## [Activity]
Copy, from the data below, every line that has "icon" in it.

## [Records for the task]
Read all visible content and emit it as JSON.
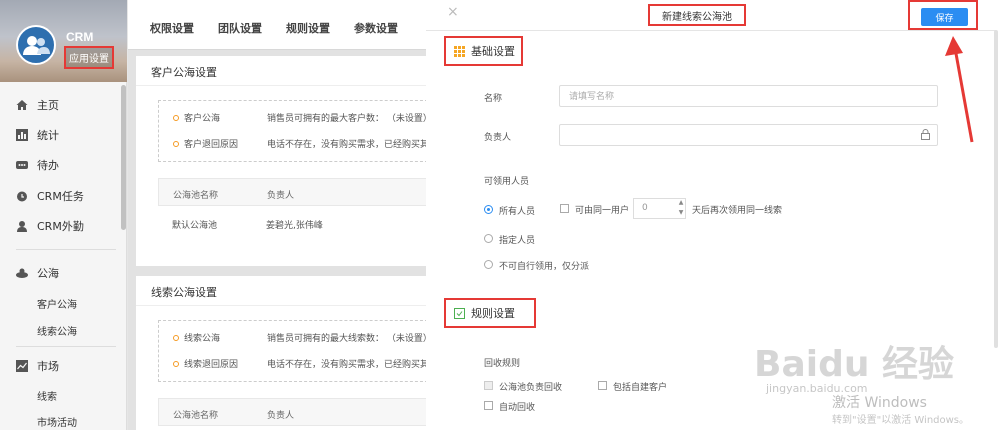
{
  "sidebar": {
    "app_name": "CRM",
    "app_settings": "应用设置",
    "items": [
      {
        "label": "主页",
        "icon": "home-icon"
      },
      {
        "label": "统计",
        "icon": "bar-chart-icon"
      },
      {
        "label": "待办",
        "icon": "chat-icon"
      },
      {
        "label": "CRM任务",
        "icon": "alarm-icon"
      },
      {
        "label": "CRM外勤",
        "icon": "user-pin-icon"
      },
      {
        "label": "公海",
        "icon": "pool-icon"
      },
      {
        "label": "市场",
        "icon": "trend-icon"
      }
    ],
    "pool_subs": [
      "客户公海",
      "线索公海"
    ],
    "market_subs": [
      "线索",
      "市场活动"
    ]
  },
  "tabs": [
    "权限设置",
    "团队设置",
    "规则设置",
    "参数设置"
  ],
  "customer_pool": {
    "title": "客户公海设置",
    "rules": [
      {
        "name": "客户公海",
        "desc": "销售员可拥有的最大客户数：  （未设置）"
      },
      {
        "name": "客户退回原因",
        "desc": "电话不存在，没有购买需求，已经购买其"
      }
    ],
    "table_headers": [
      "公海池名称",
      "负责人"
    ],
    "rows": [
      {
        "name": "默认公海池",
        "owner": "姜碧光,张伟峰"
      }
    ]
  },
  "lead_pool": {
    "title": "线索公海设置",
    "rules": [
      {
        "name": "线索公海",
        "desc": "销售员可拥有的最大线索数：  （未设置）"
      },
      {
        "name": "线索退回原因",
        "desc": "电话不存在，没有购买需求，已经购买其"
      }
    ],
    "table_headers": [
      "公海池名称",
      "负责人"
    ]
  },
  "panel": {
    "close": "×",
    "title": "新建线索公海池",
    "save": "保存",
    "basic_section": "基础设置",
    "name_label": "名称",
    "name_placeholder": "请填写名称",
    "owner_label": "负责人",
    "lock_icon": "lock-icon",
    "claimers_label": "可领用人员",
    "radio_all": "所有人员",
    "same_user_label": "可由同一用户",
    "days_value": "0",
    "days_suffix": "天后再次领用同一线索",
    "radio_specified": "指定人员",
    "radio_none": "不可自行领用，仅分派",
    "rules_section": "规则设置",
    "recycle_label": "回收规则",
    "chk_owner_recycle": "公海池负责回收",
    "chk_include_self": "包括自建客户",
    "chk_auto_recycle": "自动回收"
  },
  "watermark": {
    "line1": "激活 Windows",
    "line2": "转到\"设置\"以激活 Windows。",
    "baidu": "Baidu 经验",
    "baidu_url": "jingyan.baidu.com"
  },
  "colors": {
    "accent": "#2b8df2",
    "highlight": "#e53935",
    "dot": "#f59a23"
  }
}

## [Worked solution]
        "icon": "home-icon"
        "icon": "bar-chart-icon"
        "icon": "chat-icon"
        "icon": "alarm-icon"
        "icon": "user-pin-icon"
        "icon": "pool-icon"
        "icon": "trend-icon"
    "lock_icon": "lock-icon",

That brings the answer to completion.